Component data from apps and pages
####################

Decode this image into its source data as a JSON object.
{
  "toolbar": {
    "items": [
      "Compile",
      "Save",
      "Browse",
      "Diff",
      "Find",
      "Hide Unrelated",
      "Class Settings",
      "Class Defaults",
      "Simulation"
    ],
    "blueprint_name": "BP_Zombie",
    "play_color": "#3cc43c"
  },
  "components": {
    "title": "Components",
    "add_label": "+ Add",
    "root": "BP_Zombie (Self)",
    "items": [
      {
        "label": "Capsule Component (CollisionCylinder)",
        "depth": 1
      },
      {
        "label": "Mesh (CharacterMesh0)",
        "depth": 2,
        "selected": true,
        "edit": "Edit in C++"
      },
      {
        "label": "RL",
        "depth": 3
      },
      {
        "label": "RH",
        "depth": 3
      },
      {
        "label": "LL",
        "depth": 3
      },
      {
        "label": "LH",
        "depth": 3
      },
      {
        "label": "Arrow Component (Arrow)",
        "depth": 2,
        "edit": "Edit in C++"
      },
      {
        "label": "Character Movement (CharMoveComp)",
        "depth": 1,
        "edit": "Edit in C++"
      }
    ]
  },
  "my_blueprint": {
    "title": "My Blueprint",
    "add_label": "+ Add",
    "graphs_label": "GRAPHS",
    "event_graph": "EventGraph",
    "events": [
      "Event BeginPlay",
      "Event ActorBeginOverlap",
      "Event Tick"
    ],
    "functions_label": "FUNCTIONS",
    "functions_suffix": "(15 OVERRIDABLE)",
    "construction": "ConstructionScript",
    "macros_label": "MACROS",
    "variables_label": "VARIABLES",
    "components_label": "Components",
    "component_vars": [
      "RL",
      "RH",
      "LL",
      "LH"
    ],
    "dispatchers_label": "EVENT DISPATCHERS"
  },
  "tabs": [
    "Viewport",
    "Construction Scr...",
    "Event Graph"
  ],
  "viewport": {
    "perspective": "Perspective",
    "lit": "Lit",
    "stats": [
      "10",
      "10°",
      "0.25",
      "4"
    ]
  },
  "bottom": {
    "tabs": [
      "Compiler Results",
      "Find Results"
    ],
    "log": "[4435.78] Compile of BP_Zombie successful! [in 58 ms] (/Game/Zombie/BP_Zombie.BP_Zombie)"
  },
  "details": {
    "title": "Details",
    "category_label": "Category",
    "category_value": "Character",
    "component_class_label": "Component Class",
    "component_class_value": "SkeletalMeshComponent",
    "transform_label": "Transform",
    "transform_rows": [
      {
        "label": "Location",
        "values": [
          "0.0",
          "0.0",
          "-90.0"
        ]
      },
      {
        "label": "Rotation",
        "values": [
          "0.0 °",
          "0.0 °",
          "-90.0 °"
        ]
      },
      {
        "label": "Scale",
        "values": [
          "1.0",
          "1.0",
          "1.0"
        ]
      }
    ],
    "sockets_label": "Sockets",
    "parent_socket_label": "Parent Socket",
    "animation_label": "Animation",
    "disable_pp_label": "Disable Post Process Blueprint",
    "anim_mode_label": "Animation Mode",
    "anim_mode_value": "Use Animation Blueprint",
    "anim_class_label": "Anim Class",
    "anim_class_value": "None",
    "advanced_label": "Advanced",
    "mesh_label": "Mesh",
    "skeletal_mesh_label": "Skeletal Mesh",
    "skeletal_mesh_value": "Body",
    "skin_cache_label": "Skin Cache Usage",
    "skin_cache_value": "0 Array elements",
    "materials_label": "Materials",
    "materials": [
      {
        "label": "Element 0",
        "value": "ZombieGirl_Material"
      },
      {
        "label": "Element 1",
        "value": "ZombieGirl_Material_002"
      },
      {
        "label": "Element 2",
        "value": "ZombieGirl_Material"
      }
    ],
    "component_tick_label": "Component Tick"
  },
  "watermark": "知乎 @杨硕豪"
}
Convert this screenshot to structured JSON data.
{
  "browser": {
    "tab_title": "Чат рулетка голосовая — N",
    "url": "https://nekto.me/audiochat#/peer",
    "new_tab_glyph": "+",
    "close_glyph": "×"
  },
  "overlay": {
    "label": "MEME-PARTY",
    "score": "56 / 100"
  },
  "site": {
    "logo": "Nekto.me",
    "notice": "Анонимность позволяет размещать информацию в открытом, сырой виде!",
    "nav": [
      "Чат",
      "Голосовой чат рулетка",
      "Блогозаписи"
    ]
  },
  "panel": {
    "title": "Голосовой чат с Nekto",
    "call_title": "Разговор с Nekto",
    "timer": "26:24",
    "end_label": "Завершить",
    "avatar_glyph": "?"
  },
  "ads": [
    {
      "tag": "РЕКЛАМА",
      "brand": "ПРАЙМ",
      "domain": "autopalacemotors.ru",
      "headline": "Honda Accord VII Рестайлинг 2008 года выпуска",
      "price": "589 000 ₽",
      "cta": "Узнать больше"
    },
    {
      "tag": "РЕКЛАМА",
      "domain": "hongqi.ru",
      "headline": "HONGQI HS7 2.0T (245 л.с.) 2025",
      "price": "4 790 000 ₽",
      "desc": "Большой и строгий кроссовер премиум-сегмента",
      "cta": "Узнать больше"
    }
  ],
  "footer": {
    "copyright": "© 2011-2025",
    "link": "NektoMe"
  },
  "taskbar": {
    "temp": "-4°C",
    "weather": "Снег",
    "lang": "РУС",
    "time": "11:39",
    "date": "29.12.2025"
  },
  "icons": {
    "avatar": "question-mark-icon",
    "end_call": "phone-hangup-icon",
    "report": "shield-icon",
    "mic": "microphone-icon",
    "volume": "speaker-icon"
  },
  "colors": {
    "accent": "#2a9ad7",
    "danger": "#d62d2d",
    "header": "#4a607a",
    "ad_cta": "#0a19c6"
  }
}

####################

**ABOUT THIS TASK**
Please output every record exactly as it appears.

**SOLUTION BELOW**
Decode this image into its source data as a JSON object.
{
  "toolbar": {
    "items": [
      "Compile",
      "Save",
      "Browse",
      "Diff",
      "Find",
      "Hide Unrelated",
      "Class Settings",
      "Class Defaults",
      "Simulation"
    ],
    "blueprint_name": "BP_Zombie",
    "play_color": "#3cc43c"
  },
  "components": {
    "title": "Components",
    "add_label": "+ Add",
    "root": "BP_Zombie (Self)",
    "items": [
      {
        "label": "Capsule Component (CollisionCylinder)",
        "depth": 1
      },
      {
        "label": "Mesh (CharacterMesh0)",
        "depth": 2,
        "selected": true,
        "edit": "Edit in C++"
      },
      {
        "label": "RL",
        "depth": 3
      },
      {
        "label": "RH",
        "depth": 3
      },
      {
        "label": "LL",
        "depth": 3
      },
      {
        "label": "LH",
        "depth": 3
      },
      {
        "label": "Arrow Component (Arrow)",
        "depth": 2,
        "edit": "Edit in C++"
      },
      {
        "label": "Character Movement (CharMoveComp)",
        "depth": 1,
        "edit": "Edit in C++"
      }
    ]
  },
  "my_blueprint": {
    "title": "My Blueprint",
    "add_label": "+ Add",
    "graphs_label": "GRAPHS",
    "event_graph": "EventGraph",
    "events": [
      "Event BeginPlay",
      "Event ActorBeginOverlap",
      "Event Tick"
    ],
    "functions_label": "FUNCTIONS",
    "functions_suffix": "(15 OVERRIDABLE)",
    "construction": "ConstructionScript",
    "macros_label": "MACROS",
    "variables_label": "VARIABLES",
    "components_label": "Components",
    "component_vars": [
      "RL",
      "RH",
      "LL",
      "LH"
    ],
    "dispatchers_label": "EVENT DISPATCHERS"
  },
  "tabs": [
    "Viewport",
    "Construction Scr...",
    "Event Graph"
  ],
  "viewport": {
    "perspective": "Perspective",
    "lit": "Lit",
    "stats": [
      "10",
      "10°",
      "0.25",
      "4"
    ]
  },
  "bottom": {
    "tabs": [
      "Compiler Results",
      "Find Results"
    ],
    "log": "[4435.78] Compile of BP_Zombie successful! [in 58 ms] (/Game/Zombie/BP_Zombie.BP_Zombie)"
  },
  "details": {
    "title": "Details",
    "category_label": "Category",
    "category_value": "Character",
    "component_class_label": "Component Class",
    "component_class_value": "SkeletalMeshComponent",
    "transform_label": "Transform",
    "transform_rows": [
      {
        "label": "Location",
        "values": [
          "0.0",
          "0.0",
          "-90.0"
        ]
      },
      {
        "label": "Rotation",
        "values": [
          "0.0 °",
          "0.0 °",
          "-90.0 °"
        ]
      },
      {
        "label": "Scale",
        "values": [
          "1.0",
          "1.0",
          "1.0"
        ]
      }
    ],
    "sockets_label": "Sockets",
    "parent_socket_label": "Parent Socket",
    "animation_label": "Animation",
    "disable_pp_label": "Disable Post Process Blueprint",
    "anim_mode_label": "Animation Mode",
    "anim_mode_value": "Use Animation Blueprint",
    "anim_class_label": "Anim Class",
    "anim_class_value": "None",
    "advanced_label": "Advanced",
    "mesh_label": "Mesh",
    "skeletal_mesh_label": "Skeletal Mesh",
    "skeletal_mesh_value": "Body",
    "skin_cache_label": "Skin Cache Usage",
    "skin_cache_value": "0 Array elements",
    "materials_label": "Materials",
    "materials": [
      {
        "label": "Element 0",
        "value": "ZombieGirl_Material"
      },
      {
        "label": "Element 1",
        "value": "ZombieGirl_Material_002"
      },
      {
        "label": "Element 2",
        "value": "ZombieGirl_Material"
      }
    ],
    "component_tick_label": "Component Tick"
  },
  "watermark": "知乎 @杨硕豪"
}
Convert this screenshot to structured JSON data.
{
  "browser": {
    "tab_title": "Чат рулетка голосовая — N",
    "url": "https://nekto.me/audiochat#/peer",
    "new_tab_glyph": "+",
    "close_glyph": "×"
  },
  "overlay": {
    "label": "MEME-PARTY",
    "score": "56 / 100"
  },
  "site": {
    "logo": "Nekto.me",
    "notice": "Анонимность позволяет размещать информацию в открытом, сырой виде!",
    "nav": [
      "Чат",
      "Голосовой чат рулетка",
      "Блогозаписи"
    ]
  },
  "panel": {
    "title": "Голосовой чат с Nekto",
    "call_title": "Разговор с Nekto",
    "timer": "26:24",
    "end_label": "Завершить",
    "avatar_glyph": "?"
  },
  "ads": [
    {
      "tag": "РЕКЛАМА",
      "brand": "ПРАЙМ",
      "domain": "autopalacemotors.ru",
      "headline": "Honda Accord VII Рестайлинг 2008 года выпуска",
      "price": "589 000 ₽",
      "cta": "Узнать больше"
    },
    {
      "tag": "РЕКЛАМА",
      "domain": "hongqi.ru",
      "headline": "HONGQI HS7 2.0T (245 л.с.) 2025",
      "price": "4 790 000 ₽",
      "desc": "Большой и строгий кроссовер премиум-сегмента",
      "cta": "Узнать больше"
    }
  ],
  "footer": {
    "copyright": "© 2011-2025",
    "link": "NektoMe"
  },
  "taskbar": {
    "temp": "-4°C",
    "weather": "Снег",
    "lang": "РУС",
    "time": "11:39",
    "date": "29.12.2025"
  },
  "icons": {
    "avatar": "question-mark-icon",
    "end_call": "phone-hangup-icon",
    "report": "shield-icon",
    "mic": "microphone-icon",
    "volume": "speaker-icon"
  },
  "colors": {
    "accent": "#2a9ad7",
    "danger": "#d62d2d",
    "header": "#4a607a",
    "ad_cta": "#0a19c6"
  }
}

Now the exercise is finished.